Google is saying goodbye to cookies: Here’s what you need to know

Learn what Google phasing out third-party cookies means for your advertising campaigns – and what you can do to mitigate the impacts.

A mammoth change is coming to the online ad-industry this year, and it’s one that has somehow snuck under the radar for a lot of advertisers. In fact, it’s likely to be one of the biggest changes in the history of online advertising.  

Web cookies no doubt play a huge role in your advertising strategy. They allow you to track user activity, gain detailed insights into things like the age, gender, occupation, and location of web users, and ultimately produce more personalised advertising experiences.  

However, as useful as tracking cookies is, it’s not without its detractors. We’ve already seen legislation in 2011 that led to users having to opt-in to cookies on every web page they visit. Now, increasing privacy concerns mean the cookie may finally be about to crumble, as by the end of the year Google plans to eliminate third-party cookies for all Chrome users.  

In their place, the tech giant will introduce new standards and tools designed to improve user privacy and security, while still enabling advertisers to continue to deliver relevant and targeted materials. 

From a privacy perspective, this all sounds good in theory – if those tools can fulfil their promises, that is. But there’s no mistaking this marks a huge change for the online ad industry. And it’s one that few organisations are currently prepared for. 

What does this mean for advertisers – and you? 

In truth, this has been a long time coming. Google has previously delayed this change to the way it operates on two separate occasions, having met with complaints from ad-brokers and concerns about fair market standards. Both Mozilla and Apple have also previously placed limits on tracking cookies within their Firefox and Safari browsers. 

Now, it looks like things are finally moving forward. Working alongside the UK’s Competition and Markets Authority, Google has taken an important first step in restricting the use of cookies for 1% of its Chrome users in preparation for a wider rollout. 

This is hugely significant, especially when you consider that the Chrome browser accounts for 66% of the internet’s total traffic. With other companies almost certain to follow suit, there’s a good chance we’re looking at an entirely cookie-free future.  

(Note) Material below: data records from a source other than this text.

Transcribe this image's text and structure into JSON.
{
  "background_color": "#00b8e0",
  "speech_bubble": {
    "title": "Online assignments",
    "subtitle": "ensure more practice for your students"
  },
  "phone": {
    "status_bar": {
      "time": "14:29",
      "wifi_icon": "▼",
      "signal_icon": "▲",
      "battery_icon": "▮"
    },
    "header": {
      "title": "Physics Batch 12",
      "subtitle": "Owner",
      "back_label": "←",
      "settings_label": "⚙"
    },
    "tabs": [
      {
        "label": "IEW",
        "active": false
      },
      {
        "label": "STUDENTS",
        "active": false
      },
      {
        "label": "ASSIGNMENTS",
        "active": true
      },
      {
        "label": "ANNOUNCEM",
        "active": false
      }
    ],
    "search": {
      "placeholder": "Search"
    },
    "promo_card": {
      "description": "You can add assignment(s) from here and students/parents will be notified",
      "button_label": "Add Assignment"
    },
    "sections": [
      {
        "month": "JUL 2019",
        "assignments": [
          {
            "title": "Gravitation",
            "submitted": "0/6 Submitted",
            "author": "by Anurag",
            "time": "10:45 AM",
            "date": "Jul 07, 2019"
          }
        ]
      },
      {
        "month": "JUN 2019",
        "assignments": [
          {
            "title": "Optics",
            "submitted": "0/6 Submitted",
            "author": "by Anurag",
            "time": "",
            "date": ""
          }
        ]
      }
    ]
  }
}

So, what will the impact be for the online ad industry?  

Very real concerns currently surround the effectiveness of some alternative solutions for targeted advertising. A report by Criteo found that Topics, one of Google’s own alternatives, was five times less effective than using third-party cookies (although Google is keen to point out that Topics is a continuing work in progress and improvements have since been made).  

If equivalent replacement tools aren’t found, the online advertising industry is likely to see a significant downturn in profitability. In fact, research from IAB found that publishers could lose up to $10 billion in ad revenue. And Google itself reports an estimated revenue decrease of up to 70% for those who aren’t able to find a comparable approach to gaining customer insights. 

There are of course plenty of alternative ways to mine customer data, from identity solutions and data pools to digital fingerprinting and Google’s own Privacy Sandbox. Each of these can help publishers serve more relevant ads to users. But with so much choice and so many unknowns, it’s extremely difficult to pick the best option with any certainty.  

In all likelihood, a combination of different solutions will yield the best results. And that combination may look different for each organisation depending on their advertising goals. This means vigorous testing and experimentation is required. And the clock is ticking.   

Preparing for a cookie-free tomorrow 

Ultimately, the shift away from web cookies will have a significant impact on online advertising techniques, strategies, and expenditure. By preparing for that change now, your organisation has a chance of minimising the disruption.  

If you haven’t already, now is the right time to talk to your advertising agency about the solutions and approaches it plans to adopt to help mitigate the impacts of this change.  

Ask how your supplier plans to adjust its processes, and what technologies and solutions they plan to introduce to fill the void. If you have the time, it may be worth exploring the pros and cons of those solutions yourself, so you can improve your own understanding and have a follow up conversation later down the line. Now would also be a great time to review any contracts with advertising partners, to make sure you get the same value for money regardless of the changes that take place. 

By getting ahead of the game, you can make sure your advertising budget continues to deliver results as these changes take place – and gain an advantage over those who are still unaware of what lies ahead.  

At The Smart Cube, we’re constantly keeping track of emerging category and market trends and developments, so our clients can stay ahead of the curve and take proactive steps to improve their performance. If you’d like to learn more about our insights, get in touch.